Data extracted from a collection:
+-------+

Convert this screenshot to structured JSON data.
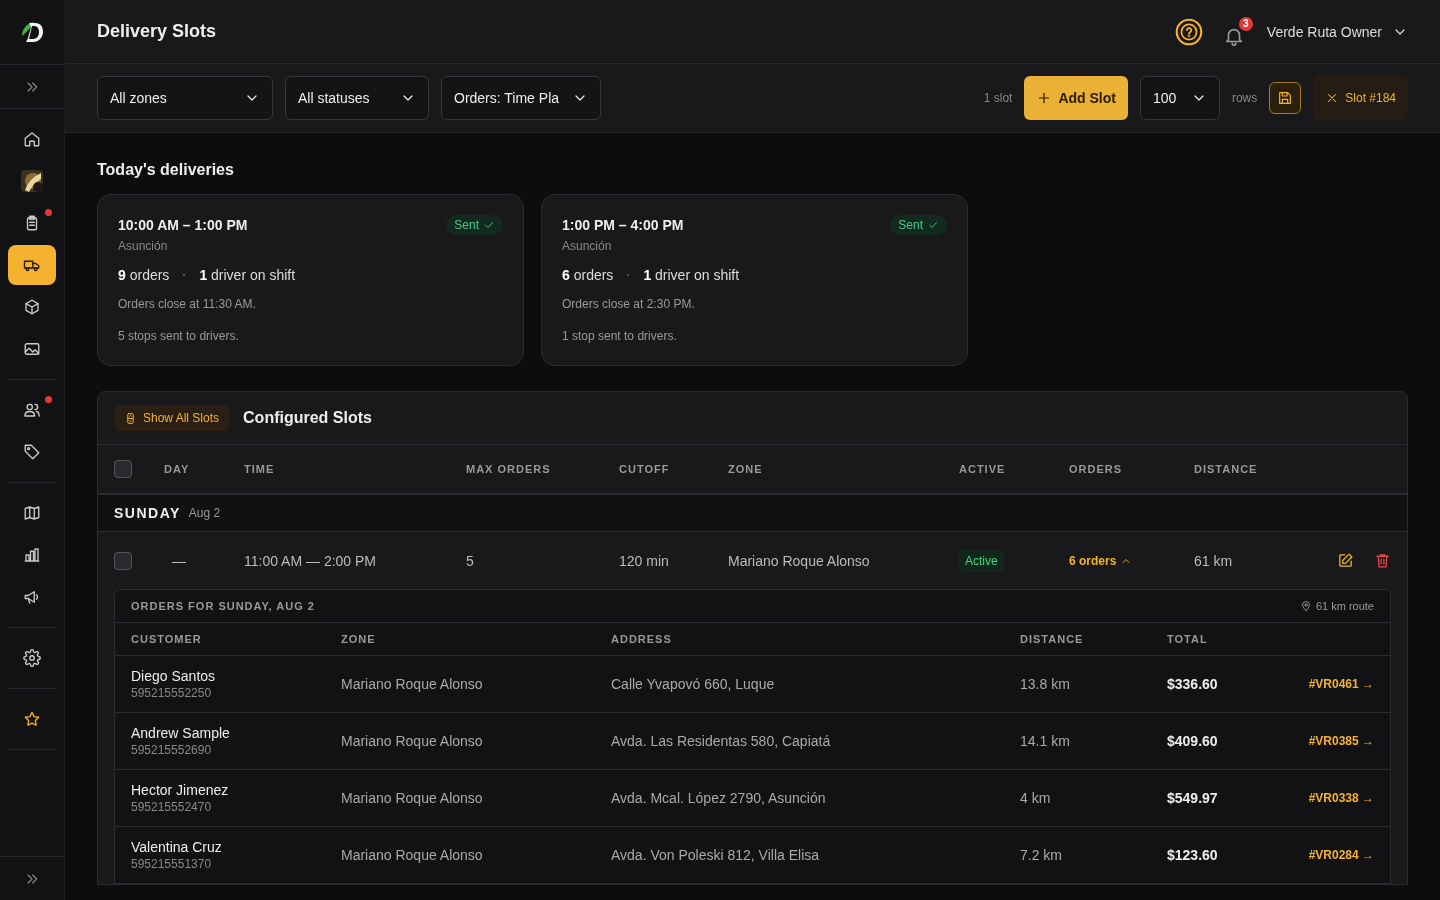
{
  "header": {
    "title": "Delivery Slots",
    "notifications": "3",
    "user": "Verde Ruta Owner"
  },
  "sidebar": {
    "groups": [
      {
        "items": [
          {
            "kind": "icon",
            "selected": false,
            "dot": false
          },
          {
            "kind": "picture",
            "selected": false,
            "dot": false
          },
          {
            "kind": "icon",
            "selected": false,
            "dot": true
          },
          {
            "kind": "icon",
            "selected": true,
            "dot": false
          },
          {
            "kind": "icon",
            "selected": false,
            "dot": false
          },
          {
            "kind": "icon",
            "selected": false,
            "dot": false
          }
        ]
      },
      {
        "items": [
          {
            "kind": "icon",
            "selected": false,
            "dot": true
          },
          {
            "kind": "icon",
            "selected": false,
            "dot": false
          }
        ]
      },
      {
        "items": [
          {
            "kind": "icon",
            "selected": false,
            "dot": false
          },
          {
            "kind": "icon",
            "selected": false,
            "dot": false
          },
          {
            "kind": "icon",
            "selected": false,
            "dot": false
          }
        ]
      },
      {
        "items": [
          {
            "kind": "icon",
            "selected": false,
            "dot": false
          }
        ]
      },
      {
        "items": [
          {
            "kind": "icon",
            "selected": false,
            "dot": false
          }
        ]
      }
    ]
  },
  "filters": [
    {
      "value": "All zones"
    },
    {
      "value": "All statuses"
    },
    {
      "value": "Orders: Time Pla"
    }
  ],
  "toolbar": {
    "count": "1 slot",
    "add_button": "Add Slot",
    "rows_value": "100",
    "rows_label": "rows",
    "chip": "Slot #184"
  },
  "today": {
    "title": "Today's deliveries",
    "cards": [
      {
        "time": "10:00 AM – 1:00 PM",
        "zone": "Asunción",
        "status": "Sent",
        "orders_count": "9",
        "orders_label": "orders",
        "drivers_count": "1",
        "drivers_label": "driver on shift",
        "close_note": "Orders close at 11:30 AM.",
        "stops_note": "5 stops sent to drivers."
      },
      {
        "time": "1:00 PM – 4:00 PM",
        "zone": "Asunción",
        "status": "Sent",
        "orders_count": "6",
        "orders_label": "orders",
        "drivers_count": "1",
        "drivers_label": "driver on shift",
        "close_note": "Orders close at 2:30 PM.",
        "stops_note": "1 stop sent to drivers."
      }
    ]
  },
  "slots": {
    "toggle": "Show All Slots",
    "title": "Configured Slots",
    "all_checked": false,
    "columns": [
      "DAY",
      "TIME",
      "MAX ORDERS",
      "CUTOFF",
      "ZONE",
      "ACTIVE",
      "ORDERS",
      "DISTANCE"
    ],
    "groups": [
      {
        "day": "SUNDAY",
        "date": "Aug 2",
        "rows": [
          {
            "checked": false,
            "day": "—",
            "time": "11:00 AM — 2:00 PM",
            "max_orders": "5",
            "cutoff": "120 min",
            "zone": "Mariano Roque Alonso",
            "active": true,
            "active_label": "Active",
            "orders": "6 orders",
            "expanded": true,
            "distance": "61 km",
            "orders_panel": {
              "title": "ORDERS FOR SUNDAY, AUG 2",
              "route": "61 km route",
              "columns": [
                "CUSTOMER",
                "ZONE",
                "ADDRESS",
                "DISTANCE",
                "TOTAL"
              ],
              "rows": [
                {
                  "name": "Diego Santos",
                  "phone": "595215552250",
                  "zone": "Mariano Roque Alonso",
                  "address": "Calle Yvapovó 660, Luque",
                  "distance": "13.8 km",
                  "total": "$336.60",
                  "link": "#VR0461 →"
                },
                {
                  "name": "Andrew Sample",
                  "phone": "595215552690",
                  "zone": "Mariano Roque Alonso",
                  "address": "Avda. Las Residentas 580, Capiatá",
                  "distance": "14.1 km",
                  "total": "$409.60",
                  "link": "#VR0385 →"
                },
                {
                  "name": "Hector Jimenez",
                  "phone": "595215552470",
                  "zone": "Mariano Roque Alonso",
                  "address": "Avda. Mcal. López 2790, Asunción",
                  "distance": "4 km",
                  "total": "$549.97",
                  "link": "#VR0338 →"
                },
                {
                  "name": "Valentina Cruz",
                  "phone": "595215551370",
                  "zone": "Mariano Roque Alonso",
                  "address": "Avda. Von Poleski 812, Villa Elisa",
                  "distance": "7.2 km",
                  "total": "$123.60",
                  "link": "#VR0284 →"
                }
              ]
            }
          }
        ]
      }
    ]
  }
}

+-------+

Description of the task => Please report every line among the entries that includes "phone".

Reply to the exercise =>
                  "phone": "595215552250",
                  "phone": "595215552690",
                  "phone": "595215552470",
                  "phone": "595215551370",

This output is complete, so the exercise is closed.